In 1997, the Washington City Paper called Prince's "Sleep Around" a "definite future hit." So, what happened?

While "Sleep Around" is one of Prince's very best '90s dance songs, it wasn't widely heard because he was too deeply wed to the compact-disc format, rather than club DJ-preferred vinyl. Finally free of Warner Bros., Prince attached "Sleep Around" to a triple-CD project titled Emancipation in which every individual disc was precisely the same length. That, of course, wouldn't have worked with a shift to wax.

Moreover, it was simply too long for radio. There were several tracks – and "Sleep Around" is undoubtedly one – where Prince expanded the format in order to meet his tidy 12-song, 60-minutes-per-disc restrictions. That allows him to fully recall the free-form, disco-fied 12-inch joys of the Studio 54 era over the course of a nearly eight-minute romp: He samples a favorite band from the era, brings in some period-perfect strings, and then completes things with a series of hip-shaking brass blasts from the NPG Hornz.

In terms of nervy attitude, "Sleep Around" could have fit into either of his earliest, late-'70s albums. But not lyrically. The title, in fact, is a bit of a head fake. This isn't one of Prince's patented libido-driven come ons. Instead, "Sleep Around" – as Oprah Winfrey so aptly described it, during Prince's Nov. 21, 1996 appearance on her show – "tells how to keep a woman happy."

Likely recorded while Prince and engineer César Sogbe were also completing Prince's contract-obligation album Chaos and Disorder, "Sleep Around" gets no small amount of its power from counter-point work by trombone player Michael B. Nelson, trumpeters Steve Strand and Dave Jensen, and saxophonists Brian Gallagher and Kathy Jensen.

Dubbed the NPG Hornz, and later the Hornheads, they work here in funky symbiosis. "You had to keep up with him. You had to anticipate. You had to be 100 percent prepared," Nelson told the Wausau Daily Herald in 2016. "And basically, the horn section had to work like his right hand on a keyboard."

Then there's a tasty sample of "Squib Cakes," from Tower of Power's 1974 album Back to Oakland. This was no accident. In fact, the band was an integral part of Prince's maturation as a musician – and a man.

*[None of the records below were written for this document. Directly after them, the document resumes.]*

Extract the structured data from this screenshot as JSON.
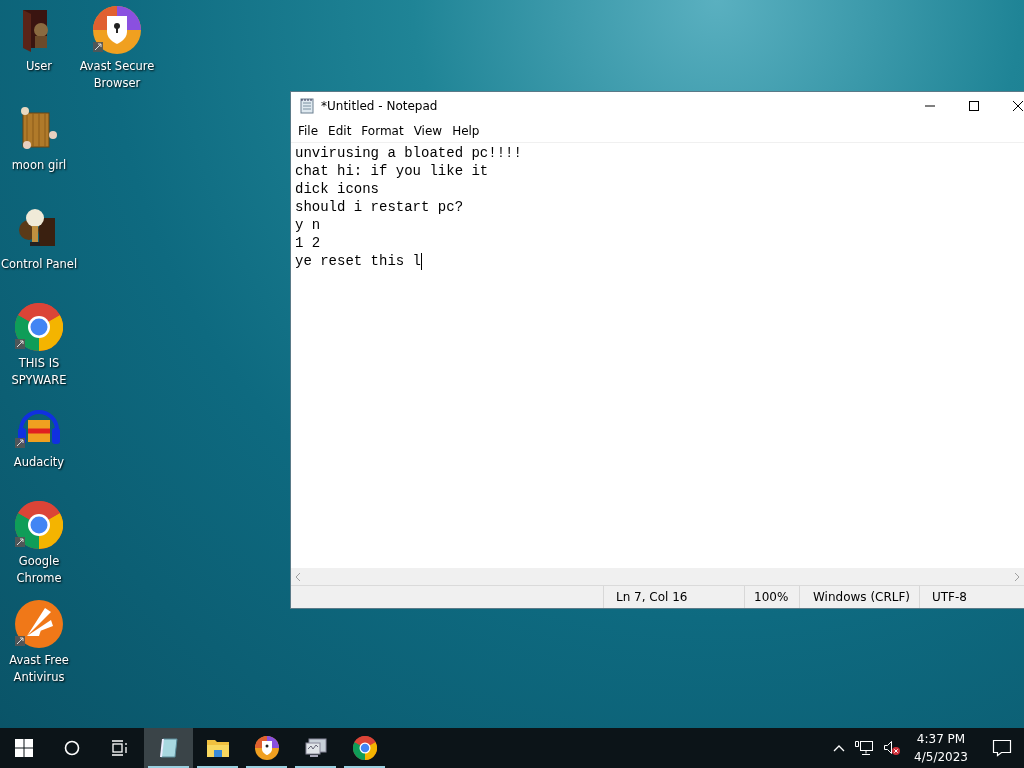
{
  "desktop_icons": [
    {
      "label": "User",
      "kind": "folder"
    },
    {
      "label": "moon girl",
      "kind": "box"
    },
    {
      "label": "Control Panel",
      "kind": "bulb"
    },
    {
      "label": "THIS IS SPYWARE",
      "kind": "chrome"
    },
    {
      "label": "Audacity",
      "kind": "audacity"
    },
    {
      "label": "Google Chrome",
      "kind": "chrome"
    },
    {
      "label": "Avast Free Antivirus",
      "kind": "avast"
    },
    {
      "label": "Avast Secure Browser",
      "kind": "secure"
    }
  ],
  "notepad": {
    "title": "*Untitled - Notepad",
    "menu": [
      "File",
      "Edit",
      "Format",
      "View",
      "Help"
    ],
    "lines": [
      "unvirusing a bloated pc!!!!",
      "chat hi: if you like it",
      "dick icons",
      "should i restart pc?",
      "y n",
      "1 2",
      "ye reset this l"
    ],
    "status_bar": [
      "Ln 7, Col 16",
      "100%",
      "Windows (CRLF)",
      "UTF-8"
    ]
  },
  "taskbar": {
    "apps": [
      {
        "kind": "notepad",
        "selected": true,
        "running": true
      },
      {
        "kind": "explorer",
        "selected": false,
        "running": true
      },
      {
        "kind": "secure",
        "selected": false,
        "running": true
      },
      {
        "kind": "monitor",
        "selected": false,
        "running": true
      },
      {
        "kind": "chrome",
        "selected": false,
        "running": true
      }
    ],
    "time": "4:37 PM",
    "date": "4/5/2023"
  }
}
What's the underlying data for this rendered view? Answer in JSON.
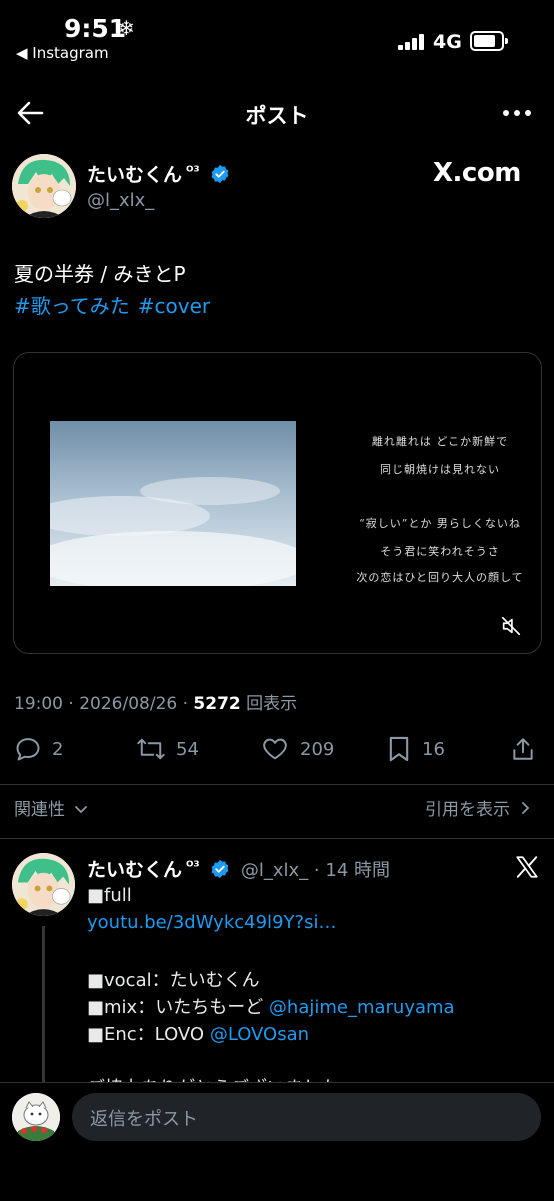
{
  "status_bar": {
    "time": "9:51",
    "weather_icon": "snowflake-icon",
    "back_app": "◀ Instagram",
    "network": "4G"
  },
  "nav": {
    "title": "ポスト"
  },
  "post": {
    "author_name": "たいむくん",
    "author_badge": "ᴼ³",
    "handle": "@l_xlx_",
    "site_label": "X.com",
    "text": "夏の半券 / みきとP",
    "hashtags": [
      "#歌ってみた",
      "#cover"
    ],
    "video_lyrics": [
      "離れ離れは どこか新鮮で",
      "同じ朝焼けは見れない",
      "“寂しい”とか 男らしくないね",
      "そう君に笑われそうさ",
      "次の恋はひと回り大人の顔して"
    ],
    "time": "19:00",
    "date": "2026/08/26",
    "views": "5272",
    "views_label": "回表示",
    "replies": "2",
    "reposts": "54",
    "likes": "209",
    "bookmarks": "16"
  },
  "filters": {
    "left": "関連性",
    "right": "引用を表示"
  },
  "reply": {
    "author_name": "たいむくん",
    "author_badge": "ᴼ³",
    "handle": "@l_xlx_",
    "age": "14 時間",
    "line1": "■full",
    "link1": "youtu.be/3dWykc49l9Y?si…",
    "vocal": "■vocal：たいむくん",
    "mix_prefix": "■mix：いたちもーど ",
    "mix_link": "@hajime_maruyama",
    "enc_prefix": "■Enc：LOVO ",
    "enc_link": "@LOVOsan",
    "cut_line": "ご協力ありがとうございました"
  },
  "composer": {
    "placeholder": "返信をポスト"
  },
  "colors": {
    "accent": "#1d9bf0",
    "background": "#000000",
    "muted": "#8b98a5",
    "divider": "#2f3336"
  }
}
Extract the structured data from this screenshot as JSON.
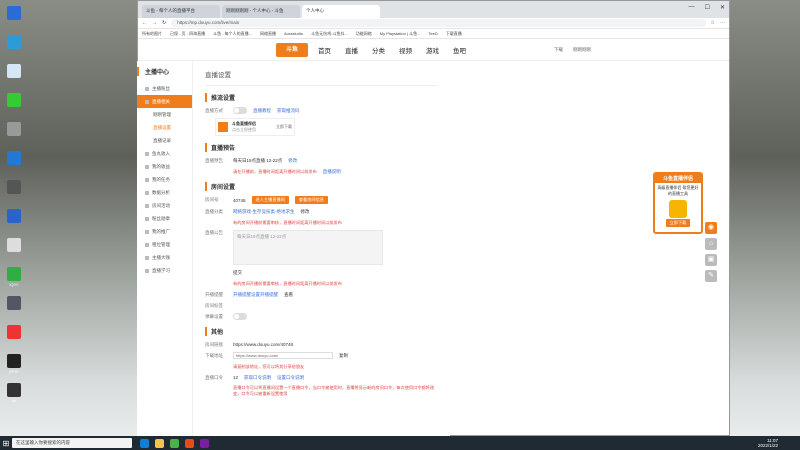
{
  "desktop_icons": [
    {
      "label": "",
      "color": "#2a6bd6"
    },
    {
      "label": "",
      "color": "#2d9bd8"
    },
    {
      "label": "",
      "color": "#d5e6f6"
    },
    {
      "label": "",
      "color": "#3c3"
    },
    {
      "label": "",
      "color": "#999"
    },
    {
      "label": "",
      "color": "#2478d4"
    },
    {
      "label": "",
      "color": "#555"
    },
    {
      "label": "",
      "color": "#2b63c6"
    },
    {
      "label": "",
      "color": "#ddd"
    },
    {
      "label": "iQIYI",
      "color": "#2fae43"
    },
    {
      "label": "",
      "color": "#556"
    },
    {
      "label": "",
      "color": "#e33"
    },
    {
      "label": "EPIC",
      "color": "#222"
    },
    {
      "label": "yu",
      "color": "#333"
    }
  ],
  "browser": {
    "tabs": [
      "斗鱼 - 每个人的直播平台",
      "刚刚刚刚刚 - 个人中心 - 斗鱼",
      "个人中心"
    ],
    "url": "https://mp.douyu.com/live/main",
    "bookmarks": [
      "所有的图片",
      "已保 - 页 - 四海直播",
      "斗鱼 - 每个人的直播...",
      "网络直播",
      "Aurastudio",
      "斗鱼无伤鸡-斗鱼抖...",
      "功能网络",
      "My Playstation | 斗鱼...",
      "TeeD",
      "下载直播"
    ]
  },
  "topnav": {
    "logo": "斗鱼",
    "items": [
      "首页",
      "直播",
      "分类",
      "视频",
      "游戏",
      "鱼吧"
    ],
    "right": [
      "下载",
      "刚刚刚刚"
    ]
  },
  "sidebar": {
    "title": "主播中心",
    "items": [
      {
        "label": "主播粉丝",
        "active": false,
        "sub": false
      },
      {
        "label": "直播相关",
        "active": true,
        "sub": false
      },
      {
        "label": "刚刚管理",
        "active": false,
        "sub": true
      },
      {
        "label": "直播设置",
        "active": false,
        "sub": true,
        "on": true
      },
      {
        "label": "直播记录",
        "active": false,
        "sub": true
      },
      {
        "label": "鱼丸收入",
        "active": false,
        "sub": false
      },
      {
        "label": "我的收益",
        "active": false,
        "sub": false
      },
      {
        "label": "我的任务",
        "active": false,
        "sub": false
      },
      {
        "label": "数据分析",
        "active": false,
        "sub": false
      },
      {
        "label": "房间活动",
        "active": false,
        "sub": false
      },
      {
        "label": "粉丝勋章",
        "active": false,
        "sub": false
      },
      {
        "label": "我的推广",
        "active": false,
        "sub": false
      },
      {
        "label": "租位管理",
        "active": false,
        "sub": false
      },
      {
        "label": "主播大咖",
        "active": false,
        "sub": false
      },
      {
        "label": "直播学习",
        "active": false,
        "sub": false
      }
    ]
  },
  "content": {
    "page_title": "直播设置",
    "push": {
      "title": "推流设置",
      "label": "直播方式",
      "link1": "直播教程",
      "link2": "获取推流码",
      "card_title": "斗鱼直播伴侣",
      "card_sub": "点击立即使用",
      "card_btn": "立即下载"
    },
    "preview": {
      "title": "直播预告",
      "label": "直播预告",
      "value": "每天日19点直播 12-22点",
      "edit": "修改",
      "warn": "请在开播前，直播时间距离开播时间以前发布",
      "link": "直播说明"
    },
    "room": {
      "title": "房间设置",
      "id_label": "房间号",
      "id_value": "40748",
      "btn1": "进入主播直播间",
      "btn2": "查看房间信息",
      "cat_label": "直播分类",
      "cat_value": "网络游戏-生存竞技类-绝地求生",
      "cat_edit": "修改",
      "warn1": "有的房间开播前需要审核，直播时间距离开播时间以前发布",
      "intro_label": "直播公告",
      "intro_value": "每天日19点直播 12-22点",
      "submit": "提交",
      "warn2": "有的房间开播前需要审核，直播时间距离开播时间以前发布",
      "notice_label": "开播提醒",
      "notice_link": "开播提醒设置开播提醒",
      "notice_btn": "查看",
      "tag_label": "房间标签",
      "tv_label": "弹幕设置"
    },
    "other": {
      "title": "其他",
      "link_label": "房间链接",
      "link_value": "https://www.douyu.com/40748",
      "share_label": "下载地址",
      "share_value": "https://www.douyu.com/",
      "share_btn": "复制",
      "share_warn": "请复制该地址，您可以将其分享给朋友",
      "age_label": "直播口令",
      "age_value": "12",
      "age_link1": "获取口令说明",
      "age_link2": "设置口令说明",
      "age_warn": "直播口令可以将直播间设置一个直播口令，当口令被使用时，直播将显示新的房间口令，每次使用口令都将改变，口令可以被重新设置使用"
    }
  },
  "promo": {
    "head": "斗鱼直播伴侣",
    "body": "高级直播伴侣 帮您更好的直播工具",
    "btn": "立即下载"
  },
  "taskbar": {
    "search": "在这里输入你要搜索的内容",
    "time": "11:07",
    "date": "2022/1/22"
  }
}
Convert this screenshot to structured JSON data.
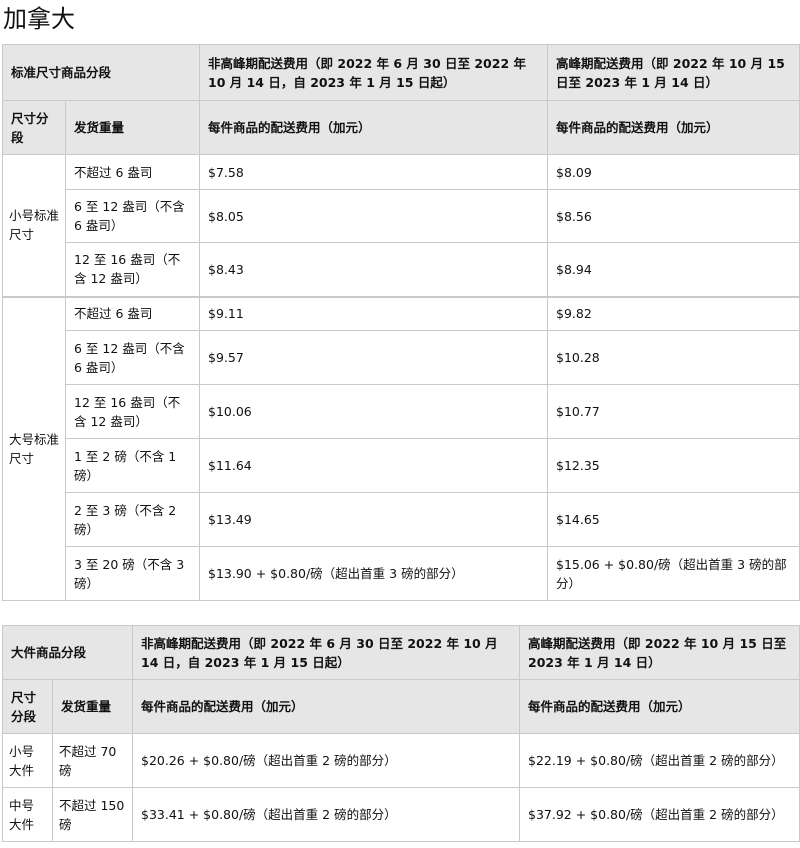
{
  "title": "加拿大",
  "standard_table": {
    "h_group": "标准尺寸商品分段",
    "h_offpeak": "非高峰期配送费用（即 2022 年 6 月 30 日至 2022 年 10 月 14 日，自 2023 年 1 月 15 日起）",
    "h_peak": "高峰期配送费用（即 2022 年 10 月 15 日至 2023 年 1 月 14 日）",
    "h_tier": "尺寸分段",
    "h_weight": "发货重量",
    "h_fee_offpeak": "每件商品的配送费用（加元）",
    "h_fee_peak": "每件商品的配送费用（加元）",
    "groups": [
      {
        "tier": "小号标准尺寸",
        "rows": [
          {
            "weight": "不超过 6 盎司",
            "offpeak": "$7.58",
            "peak": "$8.09"
          },
          {
            "weight": "6 至 12 盎司（不含 6 盎司）",
            "offpeak": "$8.05",
            "peak": "$8.56"
          },
          {
            "weight": "12 至 16 盎司（不含 12 盎司）",
            "offpeak": "$8.43",
            "peak": "$8.94"
          }
        ]
      },
      {
        "tier": "大号标准尺寸",
        "rows": [
          {
            "weight": "不超过 6 盎司",
            "offpeak": "$9.11",
            "peak": "$9.82"
          },
          {
            "weight": "6 至 12 盎司（不含 6 盎司）",
            "offpeak": "$9.57",
            "peak": "$10.28"
          },
          {
            "weight": "12 至 16 盎司（不含 12 盎司）",
            "offpeak": "$10.06",
            "peak": "$10.77"
          },
          {
            "weight": "1 至 2 磅（不含 1 磅）",
            "offpeak": "$11.64",
            "peak": "$12.35"
          },
          {
            "weight": "2 至 3 磅（不含 2 磅）",
            "offpeak": "$13.49",
            "peak": "$14.65"
          },
          {
            "weight": "3 至 20 磅（不含 3 磅）",
            "offpeak": "$13.90 + $0.80/磅（超出首重 3 磅的部分）",
            "peak": "$15.06 + $0.80/磅（超出首重 3 磅的部分）"
          }
        ]
      }
    ]
  },
  "oversize_table": {
    "h_group": "大件商品分段",
    "h_offpeak": "非高峰期配送费用（即 2022 年 6 月 30 日至 2022 年 10 月 14 日，自 2023 年 1 月 15 日起）",
    "h_peak": "高峰期配送费用（即 2022 年 10 月 15 日至 2023 年 1 月 14 日）",
    "h_tier": "尺寸分段",
    "h_weight": "发货重量",
    "h_fee_offpeak": "每件商品的配送费用（加元）",
    "h_fee_peak": "每件商品的配送费用（加元）",
    "rows": [
      {
        "tier": "小号大件",
        "weight": "不超过 70 磅",
        "offpeak": "$20.26 + $0.80/磅（超出首重 2 磅的部分）",
        "peak": "$22.19 + $0.80/磅（超出首重 2 磅的部分）"
      },
      {
        "tier": "中号大件",
        "weight": "不超过 150 磅",
        "offpeak": "$33.41 + $0.80/磅（超出首重 2 磅的部分）",
        "peak": "$37.92 + $0.80/磅（超出首重 2 磅的部分）"
      }
    ]
  }
}
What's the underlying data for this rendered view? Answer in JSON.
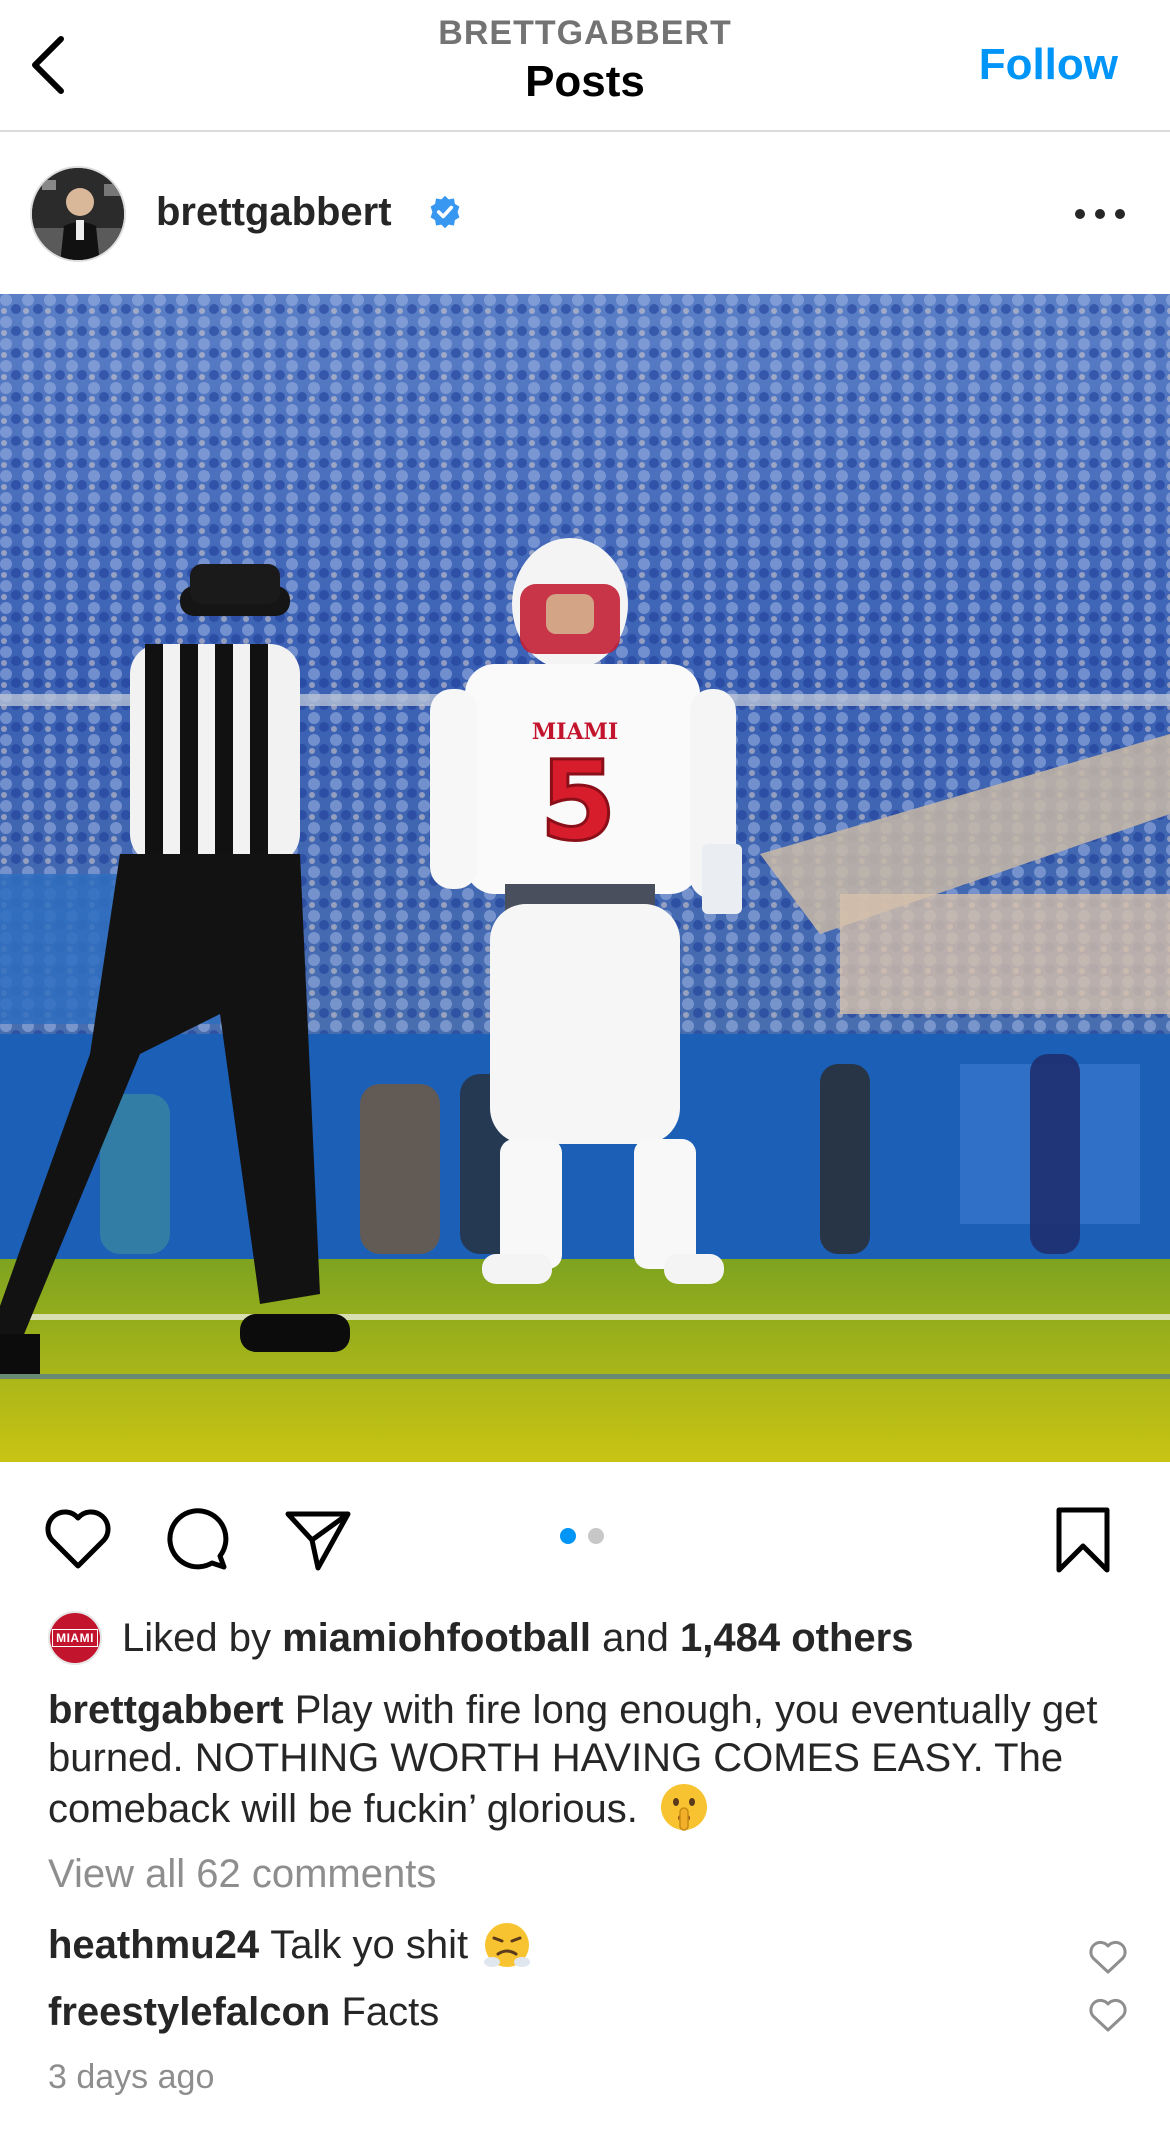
{
  "header": {
    "username": "BRETTGABBERT",
    "title": "Posts",
    "follow_label": "Follow",
    "back_icon": "chevron-left-icon"
  },
  "post": {
    "author": "brettgabbert",
    "verified": true,
    "more_icon": "more-horizontal-icon",
    "carousel": {
      "current": 1,
      "total": 2
    },
    "likes": {
      "prefix": "Liked by",
      "liked_by": "miamiohfootball",
      "conjunction": "and",
      "others": "1,484 others",
      "badge_text": "MIAMI"
    },
    "caption": {
      "user": "brettgabbert",
      "text": "Play with fire long enough, you eventually get burned. NOTHING WORTH HAVING COMES EASY. The comeback will be fuckin’ glorious."
    },
    "view_all_comments": "View all 62 comments",
    "comments": [
      {
        "user": "heathmu24",
        "text": "Talk yo shit"
      },
      {
        "user": "freestylefalcon",
        "text": "Facts"
      }
    ],
    "timestamp": "3 days ago"
  },
  "colors": {
    "accent": "#0095f6",
    "text": "#262626",
    "muted": "#8e8e8e",
    "miami_red": "#c3142d"
  }
}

"When he sits down at the drums, he hears [Tower of Power's] Dave Garibaldi," Paisley Park engineer Chuck Zwicky says in I Would Die 4 U. Prince also admitted in a Rolling Stone interview that he first made out with a girl while "Squib Cakes" was playing, and later recounted the moment in his unreleased track "Schoolyard" from the Diamonds and Pearls sessions.

Prince became an every-day proselytizer for the group, steering friends and even reporters toward Tower of Power. He also was a regular at their shows. "He loved the band," Tower of Power co-founder Emilio Castillo told Maui News in 2016, "and would come and see us play."

Mix it all together and you get something endlessly infectious, and too often overlooked: "Sleep Around" never found its way to national dance floors, much less the charts. Still, Prince held the song in high enough regard that it served as his pre-encore concert closer during the Love 4 One Another Charities tours between 1995–97. And with good reason: It remains a key component in a double-platinum project that represents Prince's last true public-spectacle moment, a final attempt to take in the totality of his musical perspective across a sprawling multi-disc set.

Of course, Prince's label tried (and failed) to make an event-album out of 1999's guest-laden Rave Un2 the Joy Fantastic, but he wouldn't consistently match this kind of gumption and groove until the following decade. Even then, Musicology and 3121 arrived as discrete album releases in 2004 and '06, respectively.